Google feasts on dining reviewer Zagat

— -- Google has gobbled up reviews giant Zagat in an aggressive move into local content serving businesses and consumers — and the ad opportunities that go with it.

New York-based Zagat is best-known for that familiar burgundy review logo in restaurant windows. But it's expanded into 13 categories in more than 100 cities since Tim and Nina Zagat began it as a mom-and-pop business some 32 years ago.

"We are very excited about the acquisition because we think it's going to be a great addition to our local offerings," Google Vice President Marissa Mayer says. "We see a number of ways to integrate the offerings of the Zagat team."

Zagat restaurant reviews are based on a scale of 30 points and feature quotes from diners who rank food, decor, service and cost.

Google's deal for Zagat promises to roll the reviews into its popular services such as search, maps and places, which help local businesses stand out online.

Zagat, which also reviews airlines, hotels, nightlife and other forms of entertainment, had come under heavy competitive pressure from free online services. Zagat, which also sells books, is a subscription-based online service.

Rivals Yelp, TripAdvisor and other free services were nipping at Zagat's heels, Sterling Market Intelligence analyst Greg Sterling says. "That's one of the factors behind the decision" for Zagat to sell, he says.

Zagat was on the block in 2008 but was unable to reach a deal. The company then was reported to be valued above $100 million. Terms of the Google-Zagat deal weren't disclosed.

Google reportedly set its acquisition sights on Yelp a few years ago but a deal never materialized. More recently, it's had a tense relationship with Yelp over use of its reviews.

Yelp CEO Jeremy Stoppelman told The Telegraph of London in March: "We are unhappy with the way Google uses our users' review on its Places page." He said Yelp was given an ultimatum by Google that the online reviewer could remove itself from its search index if it didn't like the situation.

"This makes Google's fight with Yelp far more interesting, too," tech blogger Robert Scoble wrote on Google+ of the Zagat deal.

Yelp has faced criticism that fake reviewers can easily game its system to influence rankings.

Tim Zagat says its reviews mechanism catches the self-promoters trying to goose their stature. "We know how to recognize when a restaurant is voting for itself." And he says his reviews get editorial review and that his brand stands for honesty.

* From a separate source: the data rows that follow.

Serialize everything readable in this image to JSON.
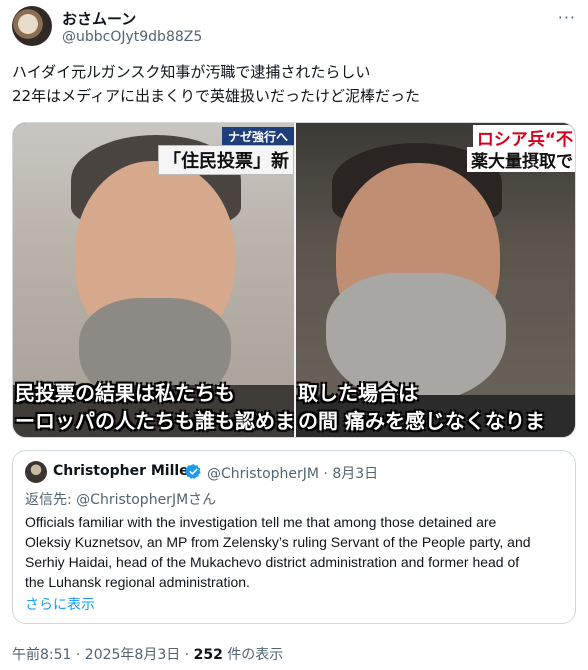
{
  "author": {
    "display_name": "おさムーン",
    "handle": "@ubbcOJyt9db88Z5"
  },
  "menu": {
    "more_label": "···"
  },
  "tweet": {
    "lines": [
      "ハイダイ元ルガンスク知事が汚職で逮捕されたらしい",
      "22年はメディアに出まくりで英雄扱いだったけど泥棒だった"
    ]
  },
  "media": {
    "left": {
      "tag_top": "ナゼ強行へ",
      "tag_main": "「住民投票」新",
      "subtitle_1": "民投票の結果は私たちも",
      "subtitle_2": "ーロッパの人たちも誰も認めま"
    },
    "right": {
      "tag_top": "ロシア兵“不",
      "tag_main": "薬大量摂取で",
      "subtitle_1": "取した場合は",
      "subtitle_2": "の間 痛みを感じなくなりま"
    }
  },
  "quote": {
    "name": "Christopher Miller",
    "handle_date": "@ChristopherJM · 8月3日",
    "reply_to": "返信先: @ChristopherJMさん",
    "body_lines": [
      "Officials familiar with the investigation tell me that among those detained are",
      "Oleksiy Kuznetsov, an MP from Zelensky’s ruling Servant of the People party, and",
      "Serhiy Haidai, head of the Mukachevo district administration and former head of",
      "the Luhansk regional administration."
    ],
    "show_more": "さらに表示"
  },
  "meta": {
    "timestamp": "午前8:51 · 2025年8月3日 · ",
    "view_count": "252",
    "view_suffix": " 件の表示"
  },
  "colors": {
    "accent": "#1d9bf0",
    "subtitle_red": "#d6001c",
    "text_secondary": "#536471"
  }
}
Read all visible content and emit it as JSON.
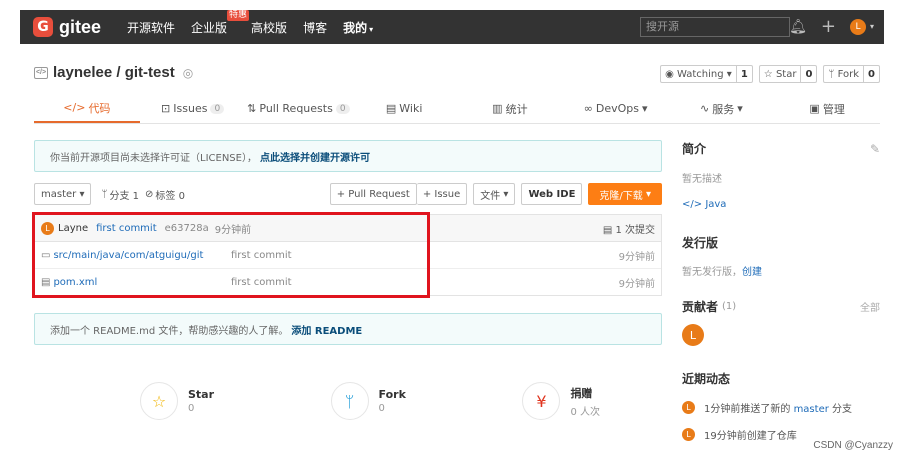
{
  "nav": {
    "logo_mark": "G",
    "logo_text": "gitee",
    "items": [
      "开源软件",
      "企业版",
      "高校版",
      "博客",
      "我的"
    ],
    "hot_badge": "特惠",
    "search_placeholder": "搜开源",
    "avatar_letter": "L"
  },
  "repo": {
    "title": "laynelee / git-test",
    "watching_label": "Watching",
    "watching_count": "1",
    "star_label": "Star",
    "star_count": "0",
    "fork_label": "Fork",
    "fork_count": "0"
  },
  "tabs": [
    {
      "label": "代码",
      "count": ""
    },
    {
      "label": "Issues",
      "count": "0"
    },
    {
      "label": "Pull Requests",
      "count": "0"
    },
    {
      "label": "Wiki",
      "count": ""
    },
    {
      "label": "统计",
      "count": ""
    },
    {
      "label": "DevOps",
      "count": ""
    },
    {
      "label": "服务",
      "count": ""
    },
    {
      "label": "管理",
      "count": ""
    }
  ],
  "license_notice": {
    "text": "你当前开源项目尚未选择许可证（LICENSE），",
    "link": "点此选择并创建开源许可"
  },
  "toolbar": {
    "branch": "master",
    "branches": "分支 1",
    "tags": "标签 0",
    "pull_request": "+ Pull Request",
    "issue": "+ Issue",
    "file": "文件",
    "web_ide": "Web IDE",
    "clone": "克隆/下载"
  },
  "commit": {
    "avatar": "L",
    "author": "Layne",
    "message": "first commit",
    "hash": "e63728a",
    "time": "9分钟前",
    "count": "1 次提交"
  },
  "files": [
    {
      "name": "src/main/java/com/atguigu/git",
      "message": "first commit",
      "time": "9分钟前"
    },
    {
      "name": "pom.xml",
      "message": "first commit",
      "time": "9分钟前"
    }
  ],
  "readme_notice": {
    "text": "添加一个 README.md 文件，帮助感兴趣的人了解。",
    "link": "添加 README"
  },
  "stats": [
    {
      "name": "Star",
      "value": "0"
    },
    {
      "name": "Fork",
      "value": "0"
    },
    {
      "name": "捐赠",
      "value": "0 人次"
    }
  ],
  "sidebar": {
    "intro_title": "简介",
    "intro_text": "暂无描述",
    "language": "Java",
    "release_title": "发行版",
    "release_text": "暂无发行版，",
    "release_link": "创建",
    "contributors_title": "贡献者",
    "contributors_count": "(1)",
    "contributors_all": "全部",
    "contributor_avatar": "L",
    "activity_title": "近期动态",
    "activity": [
      {
        "avatar": "L",
        "prefix": "1分钟前推送了新的",
        "highlight": "master",
        "suffix": "分支"
      },
      {
        "avatar": "L",
        "prefix": "19分钟前创建了仓库",
        "highlight": "",
        "suffix": ""
      }
    ]
  },
  "watermark": "CSDN @Cyanzzy",
  "colors": {
    "accent": "#fd7e14",
    "link": "#1e6bb8",
    "highlight_box": "#e0141e",
    "nav_bg": "#333333"
  }
}
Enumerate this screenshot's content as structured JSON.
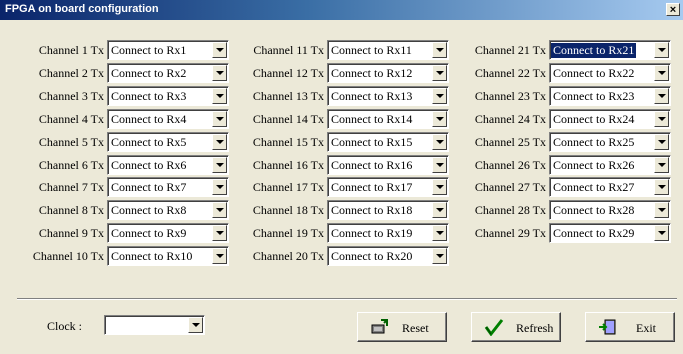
{
  "window": {
    "title": "FPGA on board configuration",
    "close": "×"
  },
  "channels": [
    {
      "label": "Channel 1 Tx",
      "value": "Connect to Rx1"
    },
    {
      "label": "Channel 2 Tx",
      "value": "Connect to Rx2"
    },
    {
      "label": "Channel 3 Tx",
      "value": "Connect to Rx3"
    },
    {
      "label": "Channel 4 Tx",
      "value": "Connect to Rx4"
    },
    {
      "label": "Channel 5 Tx",
      "value": "Connect to Rx5"
    },
    {
      "label": "Channel 6 Tx",
      "value": "Connect to Rx6"
    },
    {
      "label": "Channel 7 Tx",
      "value": "Connect to Rx7"
    },
    {
      "label": "Channel 8 Tx",
      "value": "Connect to Rx8"
    },
    {
      "label": "Channel 9 Tx",
      "value": "Connect to Rx9"
    },
    {
      "label": "Channel 10 Tx",
      "value": "Connect to Rx10"
    },
    {
      "label": "Channel 11 Tx",
      "value": "Connect to Rx11"
    },
    {
      "label": "Channel 12 Tx",
      "value": "Connect to Rx12"
    },
    {
      "label": "Channel 13 Tx",
      "value": "Connect to Rx13"
    },
    {
      "label": "Channel 14 Tx",
      "value": "Connect to Rx14"
    },
    {
      "label": "Channel 15 Tx",
      "value": "Connect to Rx15"
    },
    {
      "label": "Channel 16 Tx",
      "value": "Connect to Rx16"
    },
    {
      "label": "Channel 17 Tx",
      "value": "Connect to Rx17"
    },
    {
      "label": "Channel 18 Tx",
      "value": "Connect to Rx18"
    },
    {
      "label": "Channel 19 Tx",
      "value": "Connect to Rx19"
    },
    {
      "label": "Channel 20 Tx",
      "value": "Connect to Rx20"
    },
    {
      "label": "Channel 21 Tx",
      "value": "Connect to Rx21",
      "selected": true
    },
    {
      "label": "Channel 22 Tx",
      "value": "Connect to Rx22"
    },
    {
      "label": "Channel 23 Tx",
      "value": "Connect to Rx23"
    },
    {
      "label": "Channel 24 Tx",
      "value": "Connect to Rx24"
    },
    {
      "label": "Channel 25 Tx",
      "value": "Connect to Rx25"
    },
    {
      "label": "Channel 26 Tx",
      "value": "Connect to Rx26"
    },
    {
      "label": "Channel 27 Tx",
      "value": "Connect to Rx27"
    },
    {
      "label": "Channel 28 Tx",
      "value": "Connect to Rx28"
    },
    {
      "label": "Channel 29 Tx",
      "value": "Connect to Rx29"
    }
  ],
  "clock": {
    "label": "Clock :",
    "value": ""
  },
  "buttons": {
    "reset": {
      "label": "Reset",
      "icon": "reset-icon"
    },
    "refresh": {
      "label": "Refresh",
      "icon": "check-icon"
    },
    "exit": {
      "label": "Exit",
      "icon": "exit-icon"
    }
  },
  "colors": {
    "titlebar_start": "#0a246a",
    "titlebar_end": "#a6caf0",
    "face": "#ece9d8",
    "selection": "#0a246a"
  }
}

"Reviews are a huge part of how consumers make decisions," says Carroll Rheem, director of research at PhoCusWright, a travel technology research firm. "It's another element of stickiness for Google."